• PROBLEM TO WORK ON
Write the entries below out again in full. Match every character.

• RECORDS
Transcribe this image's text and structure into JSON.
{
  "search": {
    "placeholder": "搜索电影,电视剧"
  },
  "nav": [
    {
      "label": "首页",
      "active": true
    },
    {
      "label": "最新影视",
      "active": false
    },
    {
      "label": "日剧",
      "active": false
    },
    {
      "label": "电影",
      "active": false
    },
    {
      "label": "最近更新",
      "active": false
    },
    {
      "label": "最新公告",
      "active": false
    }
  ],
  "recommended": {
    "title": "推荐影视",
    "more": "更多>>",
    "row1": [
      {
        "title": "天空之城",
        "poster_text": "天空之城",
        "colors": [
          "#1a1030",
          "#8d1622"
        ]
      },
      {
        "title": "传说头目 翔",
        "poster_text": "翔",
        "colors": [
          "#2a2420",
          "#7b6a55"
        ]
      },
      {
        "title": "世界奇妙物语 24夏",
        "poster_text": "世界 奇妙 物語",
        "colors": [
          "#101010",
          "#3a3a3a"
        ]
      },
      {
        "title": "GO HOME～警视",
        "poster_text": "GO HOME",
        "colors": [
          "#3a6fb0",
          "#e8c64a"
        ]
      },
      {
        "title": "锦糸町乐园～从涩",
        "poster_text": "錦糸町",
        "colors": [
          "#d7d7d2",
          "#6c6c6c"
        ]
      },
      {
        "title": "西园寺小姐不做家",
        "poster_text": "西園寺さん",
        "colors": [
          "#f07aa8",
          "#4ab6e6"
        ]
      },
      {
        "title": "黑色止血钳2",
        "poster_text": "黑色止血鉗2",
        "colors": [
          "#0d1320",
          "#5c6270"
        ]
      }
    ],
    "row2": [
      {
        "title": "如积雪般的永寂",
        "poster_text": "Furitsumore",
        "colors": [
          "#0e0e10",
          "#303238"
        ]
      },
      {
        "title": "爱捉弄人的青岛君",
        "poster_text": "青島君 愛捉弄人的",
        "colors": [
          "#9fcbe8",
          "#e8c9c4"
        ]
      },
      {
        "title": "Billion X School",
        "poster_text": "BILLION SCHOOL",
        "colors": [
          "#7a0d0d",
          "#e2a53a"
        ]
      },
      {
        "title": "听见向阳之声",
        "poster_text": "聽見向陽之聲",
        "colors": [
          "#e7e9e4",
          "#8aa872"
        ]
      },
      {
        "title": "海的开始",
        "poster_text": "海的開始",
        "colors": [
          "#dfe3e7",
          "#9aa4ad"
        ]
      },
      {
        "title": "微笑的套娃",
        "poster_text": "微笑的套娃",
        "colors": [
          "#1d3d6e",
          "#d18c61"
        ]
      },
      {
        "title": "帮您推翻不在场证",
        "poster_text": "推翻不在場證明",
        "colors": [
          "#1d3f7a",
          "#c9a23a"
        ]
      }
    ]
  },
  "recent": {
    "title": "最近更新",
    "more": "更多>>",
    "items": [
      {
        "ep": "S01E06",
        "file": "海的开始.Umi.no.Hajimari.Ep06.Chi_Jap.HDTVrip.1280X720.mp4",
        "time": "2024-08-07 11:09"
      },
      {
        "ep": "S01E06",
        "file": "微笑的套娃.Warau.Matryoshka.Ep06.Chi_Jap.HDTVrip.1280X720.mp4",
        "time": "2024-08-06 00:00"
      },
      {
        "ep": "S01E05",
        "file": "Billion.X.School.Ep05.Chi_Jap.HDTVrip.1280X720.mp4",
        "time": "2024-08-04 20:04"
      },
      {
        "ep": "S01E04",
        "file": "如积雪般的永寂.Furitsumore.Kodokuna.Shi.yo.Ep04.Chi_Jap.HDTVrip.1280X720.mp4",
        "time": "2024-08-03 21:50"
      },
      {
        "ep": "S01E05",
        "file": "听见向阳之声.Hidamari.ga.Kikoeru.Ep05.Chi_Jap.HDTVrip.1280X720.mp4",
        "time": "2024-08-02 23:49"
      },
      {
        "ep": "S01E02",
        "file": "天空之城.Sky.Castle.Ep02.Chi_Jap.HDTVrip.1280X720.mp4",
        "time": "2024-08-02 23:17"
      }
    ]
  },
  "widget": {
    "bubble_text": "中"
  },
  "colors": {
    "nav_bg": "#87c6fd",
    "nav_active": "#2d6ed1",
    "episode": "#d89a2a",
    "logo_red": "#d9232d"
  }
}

• THE COMPLETED TASK
Transcribe this image's text and structure into JSON.
{
  "search": {
    "placeholder": "搜索电影,电视剧"
  },
  "nav": [
    {
      "label": "首页",
      "active": true
    },
    {
      "label": "最新影视",
      "active": false
    },
    {
      "label": "日剧",
      "active": false
    },
    {
      "label": "电影",
      "active": false
    },
    {
      "label": "最近更新",
      "active": false
    },
    {
      "label": "最新公告",
      "active": false
    }
  ],
  "recommended": {
    "title": "推荐影视",
    "more": "更多>>",
    "row1": [
      {
        "title": "天空之城",
        "poster_text": "天空之城",
        "colors": [
          "#1a1030",
          "#8d1622"
        ]
      },
      {
        "title": "传说头目 翔",
        "poster_text": "翔",
        "colors": [
          "#2a2420",
          "#7b6a55"
        ]
      },
      {
        "title": "世界奇妙物语 24夏",
        "poster_text": "世界 奇妙 物語",
        "colors": [
          "#101010",
          "#3a3a3a"
        ]
      },
      {
        "title": "GO HOME～警视",
        "poster_text": "GO HOME",
        "colors": [
          "#3a6fb0",
          "#e8c64a"
        ]
      },
      {
        "title": "锦糸町乐园～从涩",
        "poster_text": "錦糸町",
        "colors": [
          "#d7d7d2",
          "#6c6c6c"
        ]
      },
      {
        "title": "西园寺小姐不做家",
        "poster_text": "西園寺さん",
        "colors": [
          "#f07aa8",
          "#4ab6e6"
        ]
      },
      {
        "title": "黑色止血钳2",
        "poster_text": "黑色止血鉗2",
        "colors": [
          "#0d1320",
          "#5c6270"
        ]
      }
    ],
    "row2": [
      {
        "title": "如积雪般的永寂",
        "poster_text": "Furitsumore",
        "colors": [
          "#0e0e10",
          "#303238"
        ]
      },
      {
        "title": "爱捉弄人的青岛君",
        "poster_text": "青島君 愛捉弄人的",
        "colors": [
          "#9fcbe8",
          "#e8c9c4"
        ]
      },
      {
        "title": "Billion X School",
        "poster_text": "BILLION SCHOOL",
        "colors": [
          "#7a0d0d",
          "#e2a53a"
        ]
      },
      {
        "title": "听见向阳之声",
        "poster_text": "聽見向陽之聲",
        "colors": [
          "#e7e9e4",
          "#8aa872"
        ]
      },
      {
        "title": "海的开始",
        "poster_text": "海的開始",
        "colors": [
          "#dfe3e7",
          "#9aa4ad"
        ]
      },
      {
        "title": "微笑的套娃",
        "poster_text": "微笑的套娃",
        "colors": [
          "#1d3d6e",
          "#d18c61"
        ]
      },
      {
        "title": "帮您推翻不在场证",
        "poster_text": "推翻不在場證明",
        "colors": [
          "#1d3f7a",
          "#c9a23a"
        ]
      }
    ]
  },
  "recent": {
    "title": "最近更新",
    "more": "更多>>",
    "items": [
      {
        "ep": "S01E06",
        "file": "海的开始.Umi.no.Hajimari.Ep06.Chi_Jap.HDTVrip.1280X720.mp4",
        "time": "2024-08-07 11:09"
      },
      {
        "ep": "S01E06",
        "file": "微笑的套娃.Warau.Matryoshka.Ep06.Chi_Jap.HDTVrip.1280X720.mp4",
        "time": "2024-08-06 00:00"
      },
      {
        "ep": "S01E05",
        "file": "Billion.X.School.Ep05.Chi_Jap.HDTVrip.1280X720.mp4",
        "time": "2024-08-04 20:04"
      },
      {
        "ep": "S01E04",
        "file": "如积雪般的永寂.Furitsumore.Kodokuna.Shi.yo.Ep04.Chi_Jap.HDTVrip.1280X720.mp4",
        "time": "2024-08-03 21:50"
      },
      {
        "ep": "S01E05",
        "file": "听见向阳之声.Hidamari.ga.Kikoeru.Ep05.Chi_Jap.HDTVrip.1280X720.mp4",
        "time": "2024-08-02 23:49"
      },
      {
        "ep": "S01E02",
        "file": "天空之城.Sky.Castle.Ep02.Chi_Jap.HDTVrip.1280X720.mp4",
        "time": "2024-08-02 23:17"
      }
    ]
  },
  "widget": {
    "bubble_text": "中"
  },
  "colors": {
    "nav_bg": "#87c6fd",
    "nav_active": "#2d6ed1",
    "episode": "#d89a2a",
    "logo_red": "#d9232d"
  }
}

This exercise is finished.